ProSoundWeb Community

Sound Reinforcement - Forums for Live Sound Professionals - Your Displayed Name Must Be Your Real Full Name To Post In The Live Sound Forums => LAB: The Classic Live Audio Board => Topic started by: Eric Chancey on February 04, 2011, 10:09:13 pm

Title: Holes in Subwoofer cab
Post by: Eric Chancey on February 04, 2011, 10:09:13 pm
Hi,
   We recently brought some flown subs down so they can now live on the ground. The installers drilled holes in the cabinets and ran support rods through them. There are a few aftermarket eyebolts as well.
 These have left nickel to quarter size holes in the cabinets. Should I plug these or will it be ok? If I need to plug the holes, what kind of stuff should I use?
Thanks in advance!
Eric
Title: Re: Holes in Subwoofer cab
Post by: Duncan McLennan on February 04, 2011, 11:04:02 pm
You need to plug the holes.

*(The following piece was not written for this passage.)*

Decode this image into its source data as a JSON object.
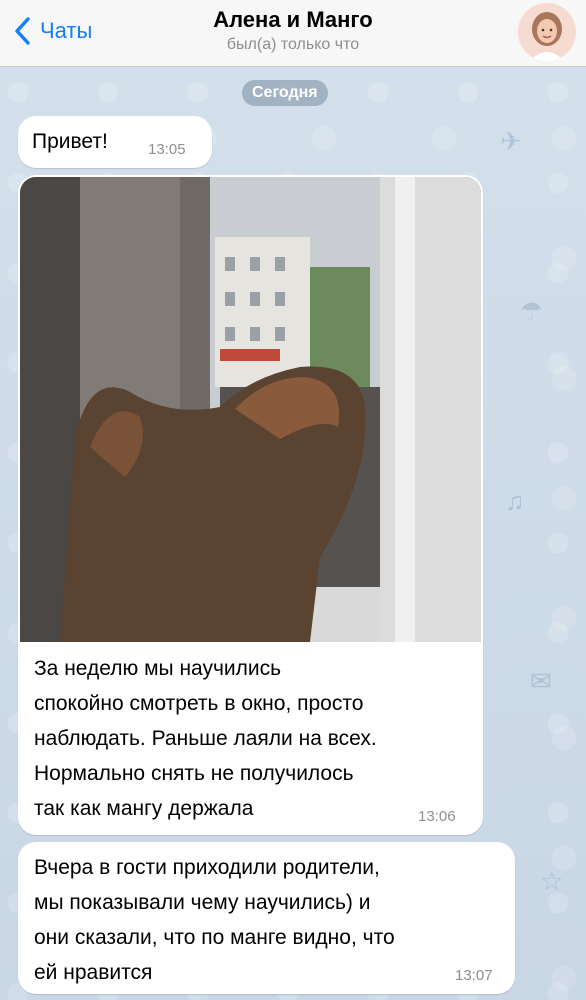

If they previously had threaded rod in them, I'd be tempted just to put a bolt through the hole. Use a washer to block it off, and put some silicone inside (enough so it squeezes out).

It should be easy to find bolts/washers that fit properly, since the holes were designed for exactly that. And the washers/bolt heads are much more rigid than something like wood filler, which might flex.
Title: Re: Holes in Subwoofer cab
Post by: Ivan Beaver on February 05, 2011, 08:11:09 am
You need to plug the holes.

If they previously had threaded rod in them, I'd be tempted just to put a bolt through the hole. Use a washer to block it off, and put some silicone inside (enough so it squeezes out).

It should be easy to find bolts/washers that fit properly, since the holes were designed for exactly that. And the washers/bolt heads are much more rigid than something like wood filler, which might flex.
You are correct and that is a good way to fill them.  Just silicone or bondo alone on holes that size will not do it.

Maybe fiberglass that extends over both sides of the hole would do it.

The reason for filling is that the holes will do several things performance wise to the cabinets.  They can detune it so the performance will not be the same-and they can cause whistling noises, which is very annoying.
Title: Re: Holes in Subwoofer cab
Post by: Eric Chancey on February 05, 2011, 10:24:57 am
Thanks so much for the great advice!